- EXERCISE PROMPT: Find the word "their" in the listing. Copy out each line where it occurs.
•••••
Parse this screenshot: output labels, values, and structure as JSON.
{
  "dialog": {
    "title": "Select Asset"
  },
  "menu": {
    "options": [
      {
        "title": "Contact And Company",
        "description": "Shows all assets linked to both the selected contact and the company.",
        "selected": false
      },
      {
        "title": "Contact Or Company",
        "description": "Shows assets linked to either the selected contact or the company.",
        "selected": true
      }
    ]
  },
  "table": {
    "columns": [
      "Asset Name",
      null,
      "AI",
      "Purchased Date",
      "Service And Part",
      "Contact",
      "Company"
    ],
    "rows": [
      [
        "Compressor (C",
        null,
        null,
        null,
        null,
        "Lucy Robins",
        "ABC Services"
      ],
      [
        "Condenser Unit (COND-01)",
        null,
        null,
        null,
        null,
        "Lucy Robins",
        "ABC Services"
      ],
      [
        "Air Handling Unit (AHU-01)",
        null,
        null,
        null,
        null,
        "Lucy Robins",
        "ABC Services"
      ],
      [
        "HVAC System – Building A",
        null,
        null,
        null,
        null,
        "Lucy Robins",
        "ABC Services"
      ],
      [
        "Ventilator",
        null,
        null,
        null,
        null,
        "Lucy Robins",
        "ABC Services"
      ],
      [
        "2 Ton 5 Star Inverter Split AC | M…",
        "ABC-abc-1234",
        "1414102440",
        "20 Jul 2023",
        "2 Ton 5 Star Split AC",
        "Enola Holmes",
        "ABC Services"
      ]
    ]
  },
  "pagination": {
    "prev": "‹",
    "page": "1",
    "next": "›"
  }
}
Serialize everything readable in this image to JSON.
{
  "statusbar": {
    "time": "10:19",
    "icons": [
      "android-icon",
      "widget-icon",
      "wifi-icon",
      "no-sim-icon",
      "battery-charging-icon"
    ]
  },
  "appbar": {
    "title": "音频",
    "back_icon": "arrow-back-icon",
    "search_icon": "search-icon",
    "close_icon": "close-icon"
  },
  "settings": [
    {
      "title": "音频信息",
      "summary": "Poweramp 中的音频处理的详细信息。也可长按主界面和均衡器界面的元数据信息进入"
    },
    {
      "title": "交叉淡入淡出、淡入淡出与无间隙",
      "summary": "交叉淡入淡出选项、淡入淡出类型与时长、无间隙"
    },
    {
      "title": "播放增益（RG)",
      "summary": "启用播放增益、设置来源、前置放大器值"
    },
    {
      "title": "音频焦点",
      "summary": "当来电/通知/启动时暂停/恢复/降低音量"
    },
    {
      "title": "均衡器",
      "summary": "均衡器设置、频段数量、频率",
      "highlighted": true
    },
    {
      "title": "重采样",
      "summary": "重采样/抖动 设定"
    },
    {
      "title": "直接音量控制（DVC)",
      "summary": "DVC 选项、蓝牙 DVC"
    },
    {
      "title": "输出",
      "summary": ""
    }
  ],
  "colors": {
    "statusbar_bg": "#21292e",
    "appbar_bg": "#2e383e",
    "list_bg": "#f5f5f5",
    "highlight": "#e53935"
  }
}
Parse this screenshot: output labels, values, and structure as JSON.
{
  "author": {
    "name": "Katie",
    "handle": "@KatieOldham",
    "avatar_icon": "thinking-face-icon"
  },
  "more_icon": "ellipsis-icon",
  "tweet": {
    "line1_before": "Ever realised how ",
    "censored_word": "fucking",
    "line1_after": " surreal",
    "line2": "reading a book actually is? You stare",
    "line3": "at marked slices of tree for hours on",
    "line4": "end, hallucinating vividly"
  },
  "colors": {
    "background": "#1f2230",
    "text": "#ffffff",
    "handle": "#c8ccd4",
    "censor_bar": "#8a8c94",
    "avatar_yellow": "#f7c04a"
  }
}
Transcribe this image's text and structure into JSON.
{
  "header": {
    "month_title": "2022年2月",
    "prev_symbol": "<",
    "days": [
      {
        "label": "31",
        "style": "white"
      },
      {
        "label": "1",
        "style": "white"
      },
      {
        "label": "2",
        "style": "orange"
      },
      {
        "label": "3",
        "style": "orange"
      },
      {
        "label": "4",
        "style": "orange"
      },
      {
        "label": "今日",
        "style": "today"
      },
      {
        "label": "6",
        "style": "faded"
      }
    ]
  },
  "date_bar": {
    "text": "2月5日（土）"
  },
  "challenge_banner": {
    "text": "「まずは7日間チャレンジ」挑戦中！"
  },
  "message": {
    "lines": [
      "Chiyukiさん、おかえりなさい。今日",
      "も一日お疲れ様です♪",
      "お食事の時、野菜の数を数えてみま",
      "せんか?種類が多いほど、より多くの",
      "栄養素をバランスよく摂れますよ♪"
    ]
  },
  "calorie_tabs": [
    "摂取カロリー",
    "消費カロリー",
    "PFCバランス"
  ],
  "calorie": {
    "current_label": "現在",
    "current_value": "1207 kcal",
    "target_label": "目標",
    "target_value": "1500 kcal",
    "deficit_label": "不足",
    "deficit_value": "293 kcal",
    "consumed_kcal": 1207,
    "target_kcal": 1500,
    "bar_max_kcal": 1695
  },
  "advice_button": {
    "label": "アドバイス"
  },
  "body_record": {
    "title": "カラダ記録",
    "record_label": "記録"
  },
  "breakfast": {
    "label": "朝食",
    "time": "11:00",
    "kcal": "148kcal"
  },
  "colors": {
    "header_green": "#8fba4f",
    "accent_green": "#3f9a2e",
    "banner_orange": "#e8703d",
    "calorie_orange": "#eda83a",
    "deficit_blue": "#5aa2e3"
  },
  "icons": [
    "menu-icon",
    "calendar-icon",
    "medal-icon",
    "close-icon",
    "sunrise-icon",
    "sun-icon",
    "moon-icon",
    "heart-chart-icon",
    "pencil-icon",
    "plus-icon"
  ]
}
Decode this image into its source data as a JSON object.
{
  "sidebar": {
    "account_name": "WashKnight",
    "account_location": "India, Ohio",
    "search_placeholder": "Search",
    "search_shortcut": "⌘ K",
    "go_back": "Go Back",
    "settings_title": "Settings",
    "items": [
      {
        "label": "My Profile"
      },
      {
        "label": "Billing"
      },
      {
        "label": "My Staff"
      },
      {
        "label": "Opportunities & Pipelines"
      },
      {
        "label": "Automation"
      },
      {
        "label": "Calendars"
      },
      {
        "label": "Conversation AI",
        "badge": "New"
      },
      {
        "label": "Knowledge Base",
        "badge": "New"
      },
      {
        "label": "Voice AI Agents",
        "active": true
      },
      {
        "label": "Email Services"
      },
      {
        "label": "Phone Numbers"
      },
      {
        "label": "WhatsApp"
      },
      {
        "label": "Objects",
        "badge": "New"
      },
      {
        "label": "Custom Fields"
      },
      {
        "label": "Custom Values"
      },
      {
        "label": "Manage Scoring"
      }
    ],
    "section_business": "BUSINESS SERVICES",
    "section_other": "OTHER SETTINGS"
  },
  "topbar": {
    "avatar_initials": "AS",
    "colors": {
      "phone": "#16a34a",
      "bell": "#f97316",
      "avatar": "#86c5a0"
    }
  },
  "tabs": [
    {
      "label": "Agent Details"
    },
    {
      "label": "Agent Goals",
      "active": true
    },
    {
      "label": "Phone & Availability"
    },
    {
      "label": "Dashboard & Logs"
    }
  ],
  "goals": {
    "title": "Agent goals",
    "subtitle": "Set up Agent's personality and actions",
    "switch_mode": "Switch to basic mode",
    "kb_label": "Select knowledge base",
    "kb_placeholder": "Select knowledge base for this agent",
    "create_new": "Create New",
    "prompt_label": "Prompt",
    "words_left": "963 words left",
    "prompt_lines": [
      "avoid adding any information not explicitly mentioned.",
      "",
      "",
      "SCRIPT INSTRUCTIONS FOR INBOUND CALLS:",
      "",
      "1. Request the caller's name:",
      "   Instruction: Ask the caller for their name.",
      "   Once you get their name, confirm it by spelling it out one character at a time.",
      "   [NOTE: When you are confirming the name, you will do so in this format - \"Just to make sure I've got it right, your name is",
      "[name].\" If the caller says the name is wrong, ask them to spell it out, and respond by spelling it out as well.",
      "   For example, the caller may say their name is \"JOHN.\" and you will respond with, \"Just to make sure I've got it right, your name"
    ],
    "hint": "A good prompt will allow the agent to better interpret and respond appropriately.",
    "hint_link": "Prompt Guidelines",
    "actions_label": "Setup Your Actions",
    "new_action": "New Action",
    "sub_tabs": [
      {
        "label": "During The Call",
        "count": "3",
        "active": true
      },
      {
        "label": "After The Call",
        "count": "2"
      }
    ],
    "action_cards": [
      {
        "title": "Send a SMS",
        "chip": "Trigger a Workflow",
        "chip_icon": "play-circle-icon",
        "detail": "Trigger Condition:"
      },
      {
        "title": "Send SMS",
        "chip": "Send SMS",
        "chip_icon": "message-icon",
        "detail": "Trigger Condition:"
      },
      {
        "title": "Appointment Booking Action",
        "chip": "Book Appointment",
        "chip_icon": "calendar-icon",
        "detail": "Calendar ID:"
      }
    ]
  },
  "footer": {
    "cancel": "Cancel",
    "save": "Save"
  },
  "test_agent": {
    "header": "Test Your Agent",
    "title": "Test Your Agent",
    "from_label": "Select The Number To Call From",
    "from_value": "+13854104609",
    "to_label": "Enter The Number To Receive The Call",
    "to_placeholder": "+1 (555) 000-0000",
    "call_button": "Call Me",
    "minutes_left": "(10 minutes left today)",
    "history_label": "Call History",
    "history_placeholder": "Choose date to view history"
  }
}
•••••
- OUTPUT OF THE TASK:
      "   Instruction: Ask the caller for their name.",
      "   Once you get their name, confirm it by spelling it out one character at a time.",
      "   For example, the caller may say their name is \"JOHN.\" and you will respond with, \"Just to make sure I've got it right, your name"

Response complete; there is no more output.